═══ Records to use

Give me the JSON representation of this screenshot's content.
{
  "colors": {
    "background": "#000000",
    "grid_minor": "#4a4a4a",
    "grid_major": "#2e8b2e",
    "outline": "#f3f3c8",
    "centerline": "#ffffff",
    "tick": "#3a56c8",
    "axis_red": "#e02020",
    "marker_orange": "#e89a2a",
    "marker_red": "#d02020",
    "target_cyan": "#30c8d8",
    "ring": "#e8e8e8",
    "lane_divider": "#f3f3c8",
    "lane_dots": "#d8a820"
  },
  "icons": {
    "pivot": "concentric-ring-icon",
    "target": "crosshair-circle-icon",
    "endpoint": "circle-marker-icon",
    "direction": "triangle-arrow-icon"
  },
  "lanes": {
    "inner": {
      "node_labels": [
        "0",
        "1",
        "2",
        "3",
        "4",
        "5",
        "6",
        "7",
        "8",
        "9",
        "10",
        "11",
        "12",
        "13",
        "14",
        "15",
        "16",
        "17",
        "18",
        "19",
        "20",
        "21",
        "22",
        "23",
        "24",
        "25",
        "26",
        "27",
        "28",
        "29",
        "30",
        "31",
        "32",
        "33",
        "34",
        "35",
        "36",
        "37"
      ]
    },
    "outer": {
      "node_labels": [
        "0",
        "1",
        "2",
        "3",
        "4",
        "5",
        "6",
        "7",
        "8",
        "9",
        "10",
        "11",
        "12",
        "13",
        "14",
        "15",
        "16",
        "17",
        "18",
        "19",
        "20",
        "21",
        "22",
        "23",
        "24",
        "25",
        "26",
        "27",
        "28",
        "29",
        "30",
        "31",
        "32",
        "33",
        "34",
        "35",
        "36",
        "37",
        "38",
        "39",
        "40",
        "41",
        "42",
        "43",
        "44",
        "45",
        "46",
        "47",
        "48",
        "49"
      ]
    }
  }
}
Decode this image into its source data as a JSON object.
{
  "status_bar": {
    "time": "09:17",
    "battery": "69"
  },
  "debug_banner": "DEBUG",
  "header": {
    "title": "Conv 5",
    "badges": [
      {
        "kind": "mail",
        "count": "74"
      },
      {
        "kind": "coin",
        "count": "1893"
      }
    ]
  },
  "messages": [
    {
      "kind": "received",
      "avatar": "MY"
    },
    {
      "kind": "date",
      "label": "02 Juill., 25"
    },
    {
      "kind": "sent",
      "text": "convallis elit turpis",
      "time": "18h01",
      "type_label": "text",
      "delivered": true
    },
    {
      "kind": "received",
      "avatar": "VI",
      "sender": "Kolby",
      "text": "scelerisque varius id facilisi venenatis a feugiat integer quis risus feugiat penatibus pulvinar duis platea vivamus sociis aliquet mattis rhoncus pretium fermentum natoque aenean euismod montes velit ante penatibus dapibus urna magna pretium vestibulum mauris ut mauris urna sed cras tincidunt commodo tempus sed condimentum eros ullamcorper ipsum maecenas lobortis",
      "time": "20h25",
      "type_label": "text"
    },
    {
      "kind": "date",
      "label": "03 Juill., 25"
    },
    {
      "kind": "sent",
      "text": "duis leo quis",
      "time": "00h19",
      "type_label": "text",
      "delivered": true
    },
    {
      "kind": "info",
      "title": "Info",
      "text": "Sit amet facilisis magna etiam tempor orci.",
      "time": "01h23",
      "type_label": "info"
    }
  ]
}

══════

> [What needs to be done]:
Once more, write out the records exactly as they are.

> [Response to this exercise]:
Give me the JSON representation of this screenshot's content.
{
  "colors": {
    "background": "#000000",
    "grid_minor": "#4a4a4a",
    "grid_major": "#2e8b2e",
    "outline": "#f3f3c8",
    "centerline": "#ffffff",
    "tick": "#3a56c8",
    "axis_red": "#e02020",
    "marker_orange": "#e89a2a",
    "marker_red": "#d02020",
    "target_cyan": "#30c8d8",
    "ring": "#e8e8e8",
    "lane_divider": "#f3f3c8",
    "lane_dots": "#d8a820"
  },
  "icons": {
    "pivot": "concentric-ring-icon",
    "target": "crosshair-circle-icon",
    "endpoint": "circle-marker-icon",
    "direction": "triangle-arrow-icon"
  },
  "lanes": {
    "inner": {
      "node_labels": [
        "0",
        "1",
        "2",
        "3",
        "4",
        "5",
        "6",
        "7",
        "8",
        "9",
        "10",
        "11",
        "12",
        "13",
        "14",
        "15",
        "16",
        "17",
        "18",
        "19",
        "20",
        "21",
        "22",
        "23",
        "24",
        "25",
        "26",
        "27",
        "28",
        "29",
        "30",
        "31",
        "32",
        "33",
        "34",
        "35",
        "36",
        "37"
      ]
    },
    "outer": {
      "node_labels": [
        "0",
        "1",
        "2",
        "3",
        "4",
        "5",
        "6",
        "7",
        "8",
        "9",
        "10",
        "11",
        "12",
        "13",
        "14",
        "15",
        "16",
        "17",
        "18",
        "19",
        "20",
        "21",
        "22",
        "23",
        "24",
        "25",
        "26",
        "27",
        "28",
        "29",
        "30",
        "31",
        "32",
        "33",
        "34",
        "35",
        "36",
        "37",
        "38",
        "39",
        "40",
        "41",
        "42",
        "43",
        "44",
        "45",
        "46",
        "47",
        "48",
        "49"
      ]
    }
  }
}
Decode this image into its source data as a JSON object.
{
  "status_bar": {
    "time": "09:17",
    "battery": "69"
  },
  "debug_banner": "DEBUG",
  "header": {
    "title": "Conv 5",
    "badges": [
      {
        "kind": "mail",
        "count": "74"
      },
      {
        "kind": "coin",
        "count": "1893"
      }
    ]
  },
  "messages": [
    {
      "kind": "received",
      "avatar": "MY"
    },
    {
      "kind": "date",
      "label": "02 Juill., 25"
    },
    {
      "kind": "sent",
      "text": "convallis elit turpis",
      "time": "18h01",
      "type_label": "text",
      "delivered": true
    },
    {
      "kind": "received",
      "avatar": "VI",
      "sender": "Kolby",
      "text": "scelerisque varius id facilisi venenatis a feugiat integer quis risus feugiat penatibus pulvinar duis platea vivamus sociis aliquet mattis rhoncus pretium fermentum natoque aenean euismod montes velit ante penatibus dapibus urna magna pretium vestibulum mauris ut mauris urna sed cras tincidunt commodo tempus sed condimentum eros ullamcorper ipsum maecenas lobortis",
      "time": "20h25",
      "type_label": "text"
    },
    {
      "kind": "date",
      "label": "03 Juill., 25"
    },
    {
      "kind": "sent",
      "text": "duis leo quis",
      "time": "00h19",
      "type_label": "text",
      "delivered": true
    },
    {
      "kind": "info",
      "title": "Info",
      "text": "Sit amet facilisis magna etiam tempor orci.",
      "time": "01h23",
      "type_label": "info"
    }
  ]
}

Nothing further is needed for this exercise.